§ PROBLEM DETAILS
An exact copy of every entry is needed, without the pictures.

§ Items from a dataset

§ §

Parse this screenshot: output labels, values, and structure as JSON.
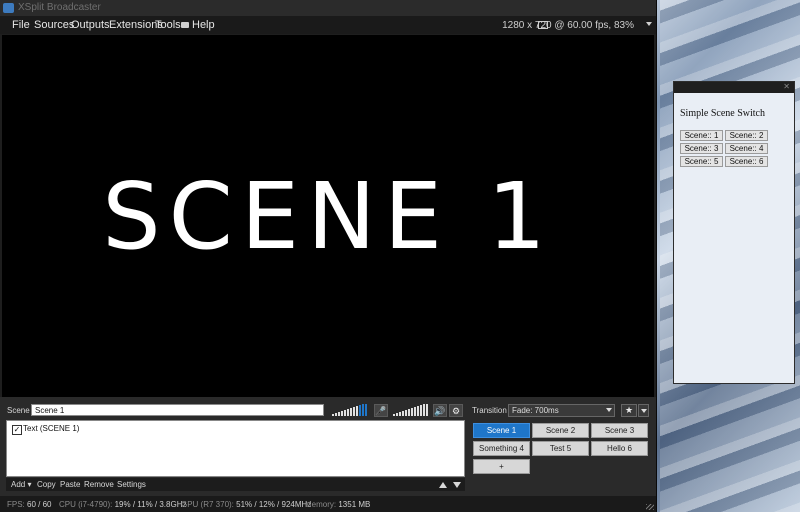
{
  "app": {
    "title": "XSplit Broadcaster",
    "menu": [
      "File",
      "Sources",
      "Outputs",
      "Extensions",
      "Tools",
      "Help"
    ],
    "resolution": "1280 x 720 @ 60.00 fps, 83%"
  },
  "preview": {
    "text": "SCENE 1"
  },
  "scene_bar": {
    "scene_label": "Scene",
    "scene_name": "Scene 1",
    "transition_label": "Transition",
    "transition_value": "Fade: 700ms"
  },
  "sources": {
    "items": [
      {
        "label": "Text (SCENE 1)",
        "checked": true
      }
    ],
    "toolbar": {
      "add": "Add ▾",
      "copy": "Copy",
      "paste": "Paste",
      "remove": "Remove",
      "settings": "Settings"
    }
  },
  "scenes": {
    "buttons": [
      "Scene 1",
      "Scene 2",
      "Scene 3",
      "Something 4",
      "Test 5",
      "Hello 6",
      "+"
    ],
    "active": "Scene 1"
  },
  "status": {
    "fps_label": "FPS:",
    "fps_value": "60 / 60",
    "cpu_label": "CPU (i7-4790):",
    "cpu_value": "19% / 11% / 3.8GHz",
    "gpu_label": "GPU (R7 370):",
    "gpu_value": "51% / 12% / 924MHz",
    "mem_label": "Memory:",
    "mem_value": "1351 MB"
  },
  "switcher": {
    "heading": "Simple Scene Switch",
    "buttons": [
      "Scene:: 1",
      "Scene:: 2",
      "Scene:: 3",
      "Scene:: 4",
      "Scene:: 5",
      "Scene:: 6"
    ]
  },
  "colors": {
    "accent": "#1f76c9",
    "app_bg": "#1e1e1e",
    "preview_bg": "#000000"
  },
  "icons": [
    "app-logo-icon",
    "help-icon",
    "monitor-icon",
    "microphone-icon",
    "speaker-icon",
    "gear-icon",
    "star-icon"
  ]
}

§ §

§ ANSWER BOX
Parse this screenshot: output labels, values, and structure as JSON.
{
  "app": {
    "title": "XSplit Broadcaster",
    "menu": [
      "File",
      "Sources",
      "Outputs",
      "Extensions",
      "Tools",
      "Help"
    ],
    "resolution": "1280 x 720 @ 60.00 fps, 83%"
  },
  "preview": {
    "text": "SCENE 1"
  },
  "scene_bar": {
    "scene_label": "Scene",
    "scene_name": "Scene 1",
    "transition_label": "Transition",
    "transition_value": "Fade: 700ms"
  },
  "sources": {
    "items": [
      {
        "label": "Text (SCENE 1)",
        "checked": true
      }
    ],
    "toolbar": {
      "add": "Add ▾",
      "copy": "Copy",
      "paste": "Paste",
      "remove": "Remove",
      "settings": "Settings"
    }
  },
  "scenes": {
    "buttons": [
      "Scene 1",
      "Scene 2",
      "Scene 3",
      "Something 4",
      "Test 5",
      "Hello 6",
      "+"
    ],
    "active": "Scene 1"
  },
  "status": {
    "fps_label": "FPS:",
    "fps_value": "60 / 60",
    "cpu_label": "CPU (i7-4790):",
    "cpu_value": "19% / 11% / 3.8GHz",
    "gpu_label": "GPU (R7 370):",
    "gpu_value": "51% / 12% / 924MHz",
    "mem_label": "Memory:",
    "mem_value": "1351 MB"
  },
  "switcher": {
    "heading": "Simple Scene Switch",
    "buttons": [
      "Scene:: 1",
      "Scene:: 2",
      "Scene:: 3",
      "Scene:: 4",
      "Scene:: 5",
      "Scene:: 6"
    ]
  },
  "colors": {
    "accent": "#1f76c9",
    "app_bg": "#1e1e1e",
    "preview_bg": "#000000"
  },
  "icons": [
    "app-logo-icon",
    "help-icon",
    "monitor-icon",
    "microphone-icon",
    "speaker-icon",
    "gear-icon",
    "star-icon"
  ]
}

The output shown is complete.